Life in a South African household, 1909 - 1923 : changing patterns in leisure and servitude
Author Posting. (c) 'South African Sociological Association', 2011. This is the author's version of the work. It is posted here by permission of 'Copyright Holder' for personal use, not for redistribution. The definitive version was published in South African Review of Sociology, Volume 42 Issue 2, June 2011. doi:10.1080/21528586.2011.582343 (http://dx.doi.org/10.1080/21528586.2011.582343)

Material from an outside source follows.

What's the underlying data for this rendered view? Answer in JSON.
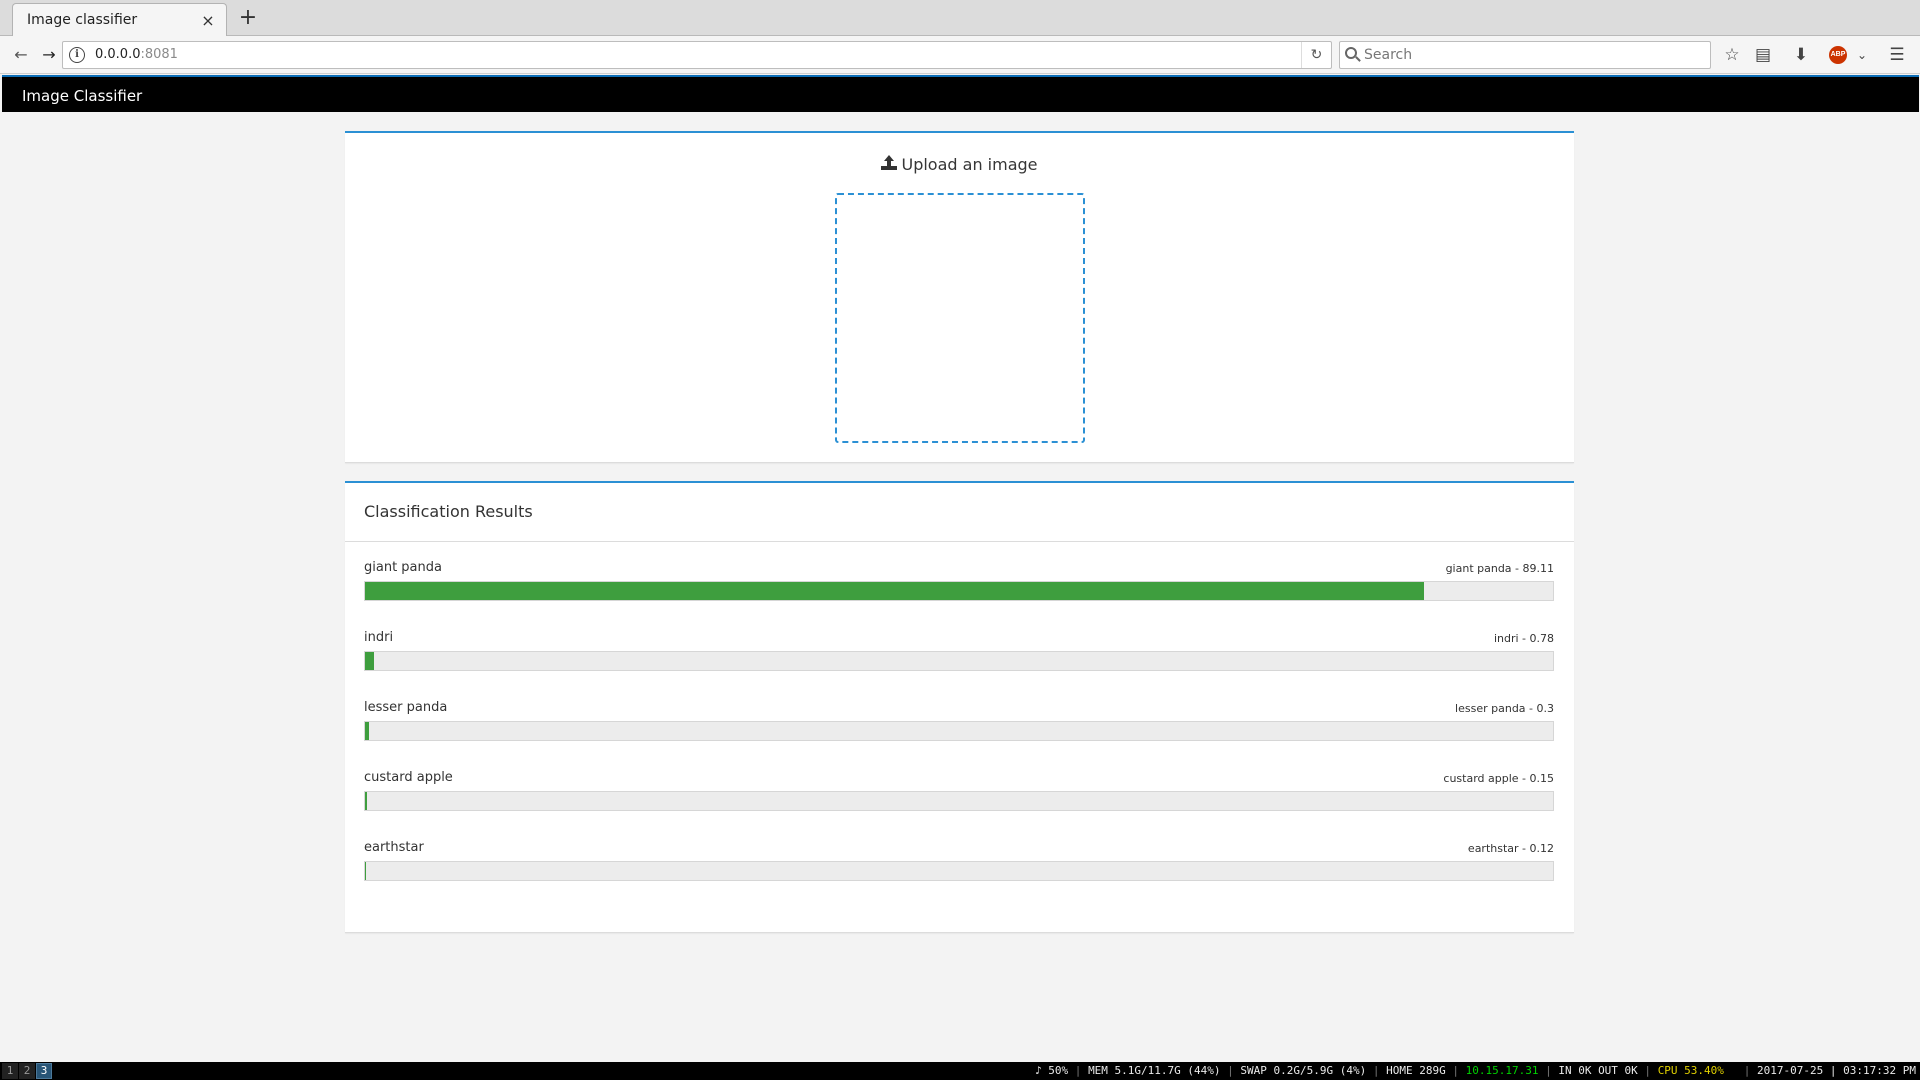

Domestic history in South Africa is largely an unploughed field. Yet, for much of South Africa’s past, households were the places where concerns about class, gender and race intersected, at a very close, personal, level. Moreover, it was in the residences of the power elite that the contradictions between the ideas of a migrant aristocracy, notions of empire, and the practical needs for the maintenance of an ostentatious lifestyle, are revealed. In this paper, I use one elite household in Johannesburg (1909-1923) as a lens through which to explore a variety of these domestic experiences and expose the nexus between race, class and empire in South African domestic history at the turn of the twentieth century and so further develop ideas first advanced in my article in the Journal of Family History (2007).